under the circumstances
Fig. in a particular situation; because of the circumstances. I'm sorry to hear that you're ill. Under the circumstances, you may take the day off. We won't expect you to come to work for a few days, under the circumstances.
A situation or condition that provides an excuse for an action, as in Although Nancy missed three crucial rehearsals, there were extenuating circumstances, so she was not dismissed . This expression was originally legal terminology, denoting circumstances that partly excuse a crime and therefore call for less punishment or damages. [c. 1600]
under any circumstances
Also, under no circumstances. See under the circumstances.
under the circumstances
Also, in the circumstances. Given these conditions, such being the case, as in Under the circumstances we can't leave Mary out. This idiom uses circumstance in the sense of "a particular situation," a usage dating from the late 1300s. It may also be modified in various ways, such as under any circumstances meaning "no matter what the situation," as in We'll phone her under any circumstances; under no circumstances, meaning "in no case, never," as in Under no circumstances may you smoke; under any other circumstances, meaning "in a different situation," as in I can't work under any other circumstances; and under the same circumstances, meaning "given the same situation," as in Under the same circumstances anyone would have done the same.

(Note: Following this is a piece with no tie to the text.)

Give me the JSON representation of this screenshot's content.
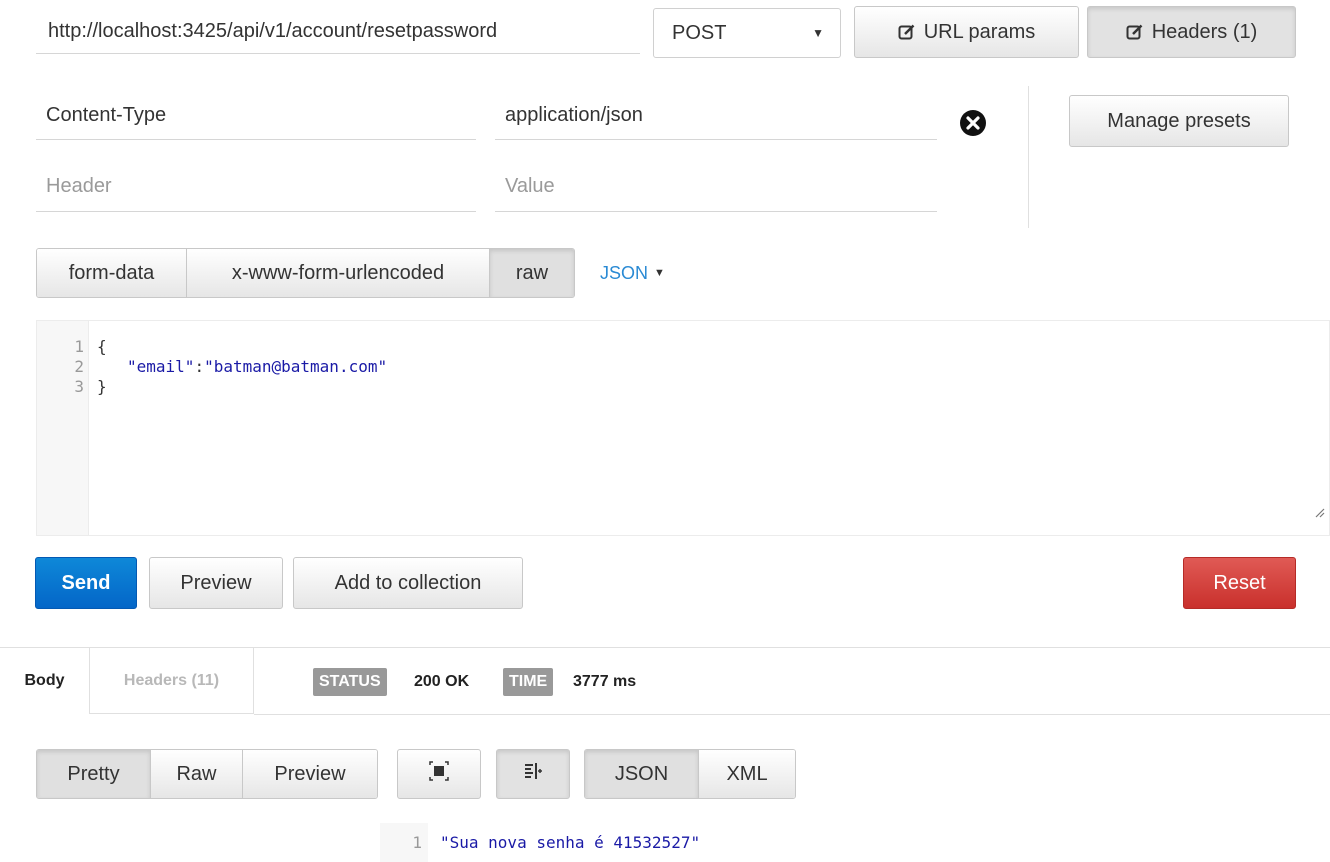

pomp and circumstancethe ceremonial formality surrounding a public event.
The expression originates in Shakespeare's Othello: ‘Farewell…the royal banner, and all quality, pride, pomp, and circumstance of glorious war’; but its modern currency owes much to its use as the title of a set of orchestral marches ( 1901 ) by Sir Edward Elgar .
in reduced circumstancesused euphemistically to refer to the state of being poor after being relatively wealthy.
in/under the ˈcircumstancesused before or after a statement to show that you have thought about the conditions that affect a situation before making a decision or a statement: Under the circumstances, it seemed better not to tell him about the accident. ♢ She did the job very well in the circumstances.
in/under no circumstancesused to emphasize that something should never happen or be allowed: Under no circumstances should you lend Paul any money. ♢ Don’t open the door to strangers in any circumstances.
force of ˈcircumstancea situation in which you are forced to do something by factors beyond your control: He claimed he turned to crime through force of circumstance. He hadn’t been able to find a job and his family was starving.
pomp and ˈcircumstanceformal and impressive ceremony: The Prince was welcomed with warmth, but not with all the pomp and circumstance he was used to.This comes from Shakespeare’s play Othello and refers to the impressive clothes, decorations, music, etc. that are part of an official ceremony.
reˌduced ˈcircumstancesthe state of being poorer than you were before. People say ‘living in reduced circumstances’ to avoid saying ‘poor’: As time passed, his reduced circumstances became more and more obvious to his friends and colleagues.
under no circumstances
In no case; never.